Effective Integration of Financial Services into Economic Opportunities Programming for Youth

SEEP Network, MasterCard Foundation
Resource Type: 
Publication Date: 
Sep, 2015

The United Nations Population Fund reports that there are 1.8 billion young people between the ages of 10 and 24, with 89 percent of them residing in less-developed countries (2014). In Sub-Saharan Africa, minors often account for more than 50 percent of a country’s population.

Moreover, by 2050, the world’s population will increase by 2 billion, an increase of 28 percent, all of whom will require access to health and education services, and eventually to jobs and self-employment opportunities.

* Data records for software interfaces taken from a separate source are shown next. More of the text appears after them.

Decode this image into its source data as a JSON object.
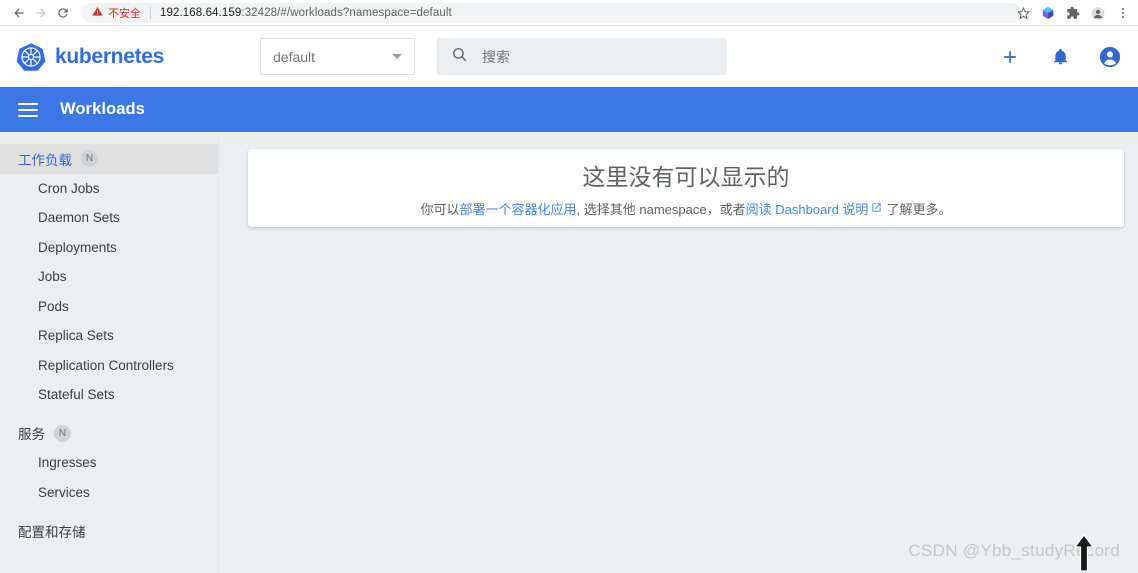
{
  "browser": {
    "back_icon": "back-arrow-icon",
    "forward_icon": "forward-arrow-icon",
    "reload_icon": "reload-icon",
    "security_label": "不安全",
    "url_host": "192.168.64.159",
    "url_rest": ":32428/#/workloads?namespace=default",
    "icons": [
      "star-icon",
      "extension-cube-icon",
      "puzzle-extension-icon",
      "profile-avatar-icon",
      "three-dot-menu-icon"
    ]
  },
  "header": {
    "brand": "kubernetes",
    "logo_icon": "kubernetes-helm-logo",
    "namespace_value": "default",
    "namespace_caret_icon": "chevron-down-icon",
    "search_placeholder": "搜索",
    "search_icon": "search-icon",
    "actions": [
      {
        "name": "create-button",
        "icon": "plus-icon"
      },
      {
        "name": "notifications-button",
        "icon": "bell-icon"
      },
      {
        "name": "account-button",
        "icon": "account-circle-icon"
      }
    ]
  },
  "toolbar": {
    "menu_icon": "hamburger-menu-icon",
    "title": "Workloads",
    "background": "#3b78e7"
  },
  "sidebar": {
    "sections": [
      {
        "label": "工作负载",
        "badge": "N",
        "active": true,
        "items": [
          "Cron Jobs",
          "Daemon Sets",
          "Deployments",
          "Jobs",
          "Pods",
          "Replica Sets",
          "Replication Controllers",
          "Stateful Sets"
        ]
      },
      {
        "label": "服务",
        "badge": "N",
        "active": false,
        "items": [
          "Ingresses",
          "Services"
        ]
      },
      {
        "label": "配置和存储",
        "badge": "",
        "active": false,
        "items": []
      }
    ]
  },
  "main": {
    "empty_title": "这里没有可以显示的",
    "sub_prefix": "你可以 ",
    "sub_link1": "部署一个容器化应用",
    "sub_middle": ", 选择其他 namespace，或者 ",
    "sub_link2": "阅读 Dashboard 说明",
    "sub_external_icon": "external-link-icon",
    "sub_suffix": " 了解更多。"
  },
  "overlay": {
    "watermark": "CSDN @Ybb_studyRecord",
    "cursor_icon": "up-arrow-cursor"
  },
  "colors": {
    "brand_blue": "#326ce5",
    "toolbar_blue": "#3b78e7",
    "link_blue": "#4285f4",
    "page_bg": "#eceff1",
    "warning_red": "#d93025"
  }
}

With appropriate knowledge and tools, youth can be financially empowered to access economic opportunities in a sustainable manner. Although they represent a large potential market, the integration of youth into the formal financial system is still a relatively new concept in many countries. Access is limited by a lack of financial education, restrictive government policies, inadequate financial products, and limited awareness among Financial Service Providers (FSPs) of how to include youth in their portfolios.

Progress has been made in increasing financial inclusion for youth. The World Bank’s Global Findex database reports that, globally, 46 percent of youth aged 15–24 have accounts at formal financial institutions, up from 37.9 percent in 2011. Increasing youth access to financial services is vital, but it is only a first step; usage of these services is also critically important. Despite almost half of the world’s youth owning a savings account, only 18 percent actually saved in this account in 2014. As an example, in Sub-Saharan Africa one in five young people owns a savings account, yet only 11 percent of youth actively used this account in 2014.

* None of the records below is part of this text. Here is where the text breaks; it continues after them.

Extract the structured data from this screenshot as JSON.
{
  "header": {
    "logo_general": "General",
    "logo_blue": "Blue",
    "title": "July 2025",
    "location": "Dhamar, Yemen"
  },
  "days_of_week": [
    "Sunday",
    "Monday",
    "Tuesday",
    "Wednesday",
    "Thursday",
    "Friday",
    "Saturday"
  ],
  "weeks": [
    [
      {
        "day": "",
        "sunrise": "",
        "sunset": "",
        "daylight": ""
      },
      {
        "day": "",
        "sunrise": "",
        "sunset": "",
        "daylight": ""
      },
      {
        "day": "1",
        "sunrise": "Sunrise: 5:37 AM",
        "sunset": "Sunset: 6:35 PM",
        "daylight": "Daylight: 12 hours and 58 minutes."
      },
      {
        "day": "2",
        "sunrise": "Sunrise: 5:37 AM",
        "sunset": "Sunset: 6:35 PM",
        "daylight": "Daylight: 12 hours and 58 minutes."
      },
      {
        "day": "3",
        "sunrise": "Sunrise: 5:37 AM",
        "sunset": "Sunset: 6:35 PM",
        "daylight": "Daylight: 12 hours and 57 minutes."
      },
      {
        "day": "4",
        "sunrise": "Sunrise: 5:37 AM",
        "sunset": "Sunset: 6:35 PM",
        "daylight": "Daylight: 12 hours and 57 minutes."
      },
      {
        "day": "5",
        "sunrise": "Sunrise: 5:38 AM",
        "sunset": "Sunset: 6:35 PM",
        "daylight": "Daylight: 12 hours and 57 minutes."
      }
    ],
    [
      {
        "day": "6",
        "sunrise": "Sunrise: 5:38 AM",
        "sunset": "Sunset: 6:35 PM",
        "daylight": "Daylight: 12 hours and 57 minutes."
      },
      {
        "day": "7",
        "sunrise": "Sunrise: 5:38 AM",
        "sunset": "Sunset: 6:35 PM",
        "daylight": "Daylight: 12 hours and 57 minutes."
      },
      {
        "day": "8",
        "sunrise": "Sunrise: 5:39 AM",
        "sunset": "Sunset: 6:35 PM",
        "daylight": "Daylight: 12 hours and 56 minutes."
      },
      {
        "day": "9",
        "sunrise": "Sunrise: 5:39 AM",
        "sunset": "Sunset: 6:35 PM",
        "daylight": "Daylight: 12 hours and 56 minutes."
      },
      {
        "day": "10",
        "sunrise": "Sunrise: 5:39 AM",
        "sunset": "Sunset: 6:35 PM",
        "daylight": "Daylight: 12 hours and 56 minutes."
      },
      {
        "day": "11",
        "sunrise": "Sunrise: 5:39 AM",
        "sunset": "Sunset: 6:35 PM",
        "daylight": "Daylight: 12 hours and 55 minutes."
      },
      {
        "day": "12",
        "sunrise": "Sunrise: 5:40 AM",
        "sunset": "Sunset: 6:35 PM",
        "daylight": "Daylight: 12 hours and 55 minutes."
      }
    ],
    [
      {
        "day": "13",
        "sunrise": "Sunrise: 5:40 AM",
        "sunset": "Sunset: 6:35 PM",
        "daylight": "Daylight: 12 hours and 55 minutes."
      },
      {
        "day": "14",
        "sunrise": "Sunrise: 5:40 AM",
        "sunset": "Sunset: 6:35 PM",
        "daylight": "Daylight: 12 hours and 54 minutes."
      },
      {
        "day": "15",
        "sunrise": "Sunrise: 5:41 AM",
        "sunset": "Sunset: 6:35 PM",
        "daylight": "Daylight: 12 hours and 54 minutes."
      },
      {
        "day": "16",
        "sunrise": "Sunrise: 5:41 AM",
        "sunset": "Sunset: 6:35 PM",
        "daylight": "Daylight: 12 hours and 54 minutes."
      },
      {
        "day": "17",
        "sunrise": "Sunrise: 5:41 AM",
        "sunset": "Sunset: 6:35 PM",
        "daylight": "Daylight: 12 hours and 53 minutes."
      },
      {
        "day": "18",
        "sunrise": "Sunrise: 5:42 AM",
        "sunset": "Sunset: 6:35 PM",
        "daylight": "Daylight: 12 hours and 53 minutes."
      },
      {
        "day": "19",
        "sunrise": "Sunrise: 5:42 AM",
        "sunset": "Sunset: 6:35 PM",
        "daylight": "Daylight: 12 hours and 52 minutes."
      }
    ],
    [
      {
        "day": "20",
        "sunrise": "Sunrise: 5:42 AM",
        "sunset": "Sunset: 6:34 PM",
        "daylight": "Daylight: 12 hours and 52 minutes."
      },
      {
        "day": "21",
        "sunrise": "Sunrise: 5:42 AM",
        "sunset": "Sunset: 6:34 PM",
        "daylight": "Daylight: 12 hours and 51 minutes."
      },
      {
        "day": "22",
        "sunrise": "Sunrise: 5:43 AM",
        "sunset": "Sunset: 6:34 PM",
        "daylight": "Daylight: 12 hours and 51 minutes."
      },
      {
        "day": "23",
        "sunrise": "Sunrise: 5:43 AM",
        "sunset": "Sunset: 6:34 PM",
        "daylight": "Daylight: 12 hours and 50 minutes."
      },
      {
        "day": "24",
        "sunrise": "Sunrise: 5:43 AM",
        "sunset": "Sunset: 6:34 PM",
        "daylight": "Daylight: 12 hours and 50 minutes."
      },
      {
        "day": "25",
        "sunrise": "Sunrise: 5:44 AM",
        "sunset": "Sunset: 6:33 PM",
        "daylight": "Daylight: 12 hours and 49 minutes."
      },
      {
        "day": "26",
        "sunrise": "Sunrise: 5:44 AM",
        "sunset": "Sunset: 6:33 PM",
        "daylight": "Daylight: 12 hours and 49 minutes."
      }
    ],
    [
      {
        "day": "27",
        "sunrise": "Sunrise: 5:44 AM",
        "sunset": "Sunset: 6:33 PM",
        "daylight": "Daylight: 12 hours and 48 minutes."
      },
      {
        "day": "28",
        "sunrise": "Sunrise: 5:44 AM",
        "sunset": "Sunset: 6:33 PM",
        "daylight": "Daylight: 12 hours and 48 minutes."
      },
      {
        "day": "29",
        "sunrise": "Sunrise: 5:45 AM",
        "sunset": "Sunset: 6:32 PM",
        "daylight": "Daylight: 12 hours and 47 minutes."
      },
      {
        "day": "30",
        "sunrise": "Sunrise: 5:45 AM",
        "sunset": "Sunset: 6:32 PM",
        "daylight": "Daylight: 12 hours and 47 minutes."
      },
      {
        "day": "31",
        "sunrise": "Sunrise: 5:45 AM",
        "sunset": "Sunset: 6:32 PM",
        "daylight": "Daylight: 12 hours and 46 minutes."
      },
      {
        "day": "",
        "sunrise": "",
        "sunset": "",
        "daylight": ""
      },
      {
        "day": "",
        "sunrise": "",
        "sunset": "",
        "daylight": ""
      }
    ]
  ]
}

Research shows that young people in developing countries do earn money, mainly from stipends, gifts for special occasions, and informal jobs. Most of this money ends up being spent on household expenses and leisure activities, while the remainder is saved through informal mechanisms because of a lack of basic financial management skills and also due to the inaccessibility of financial services.

Financial Inclusion
Sub-Saharan Africa
Financial Capability
Financial Literacy/Education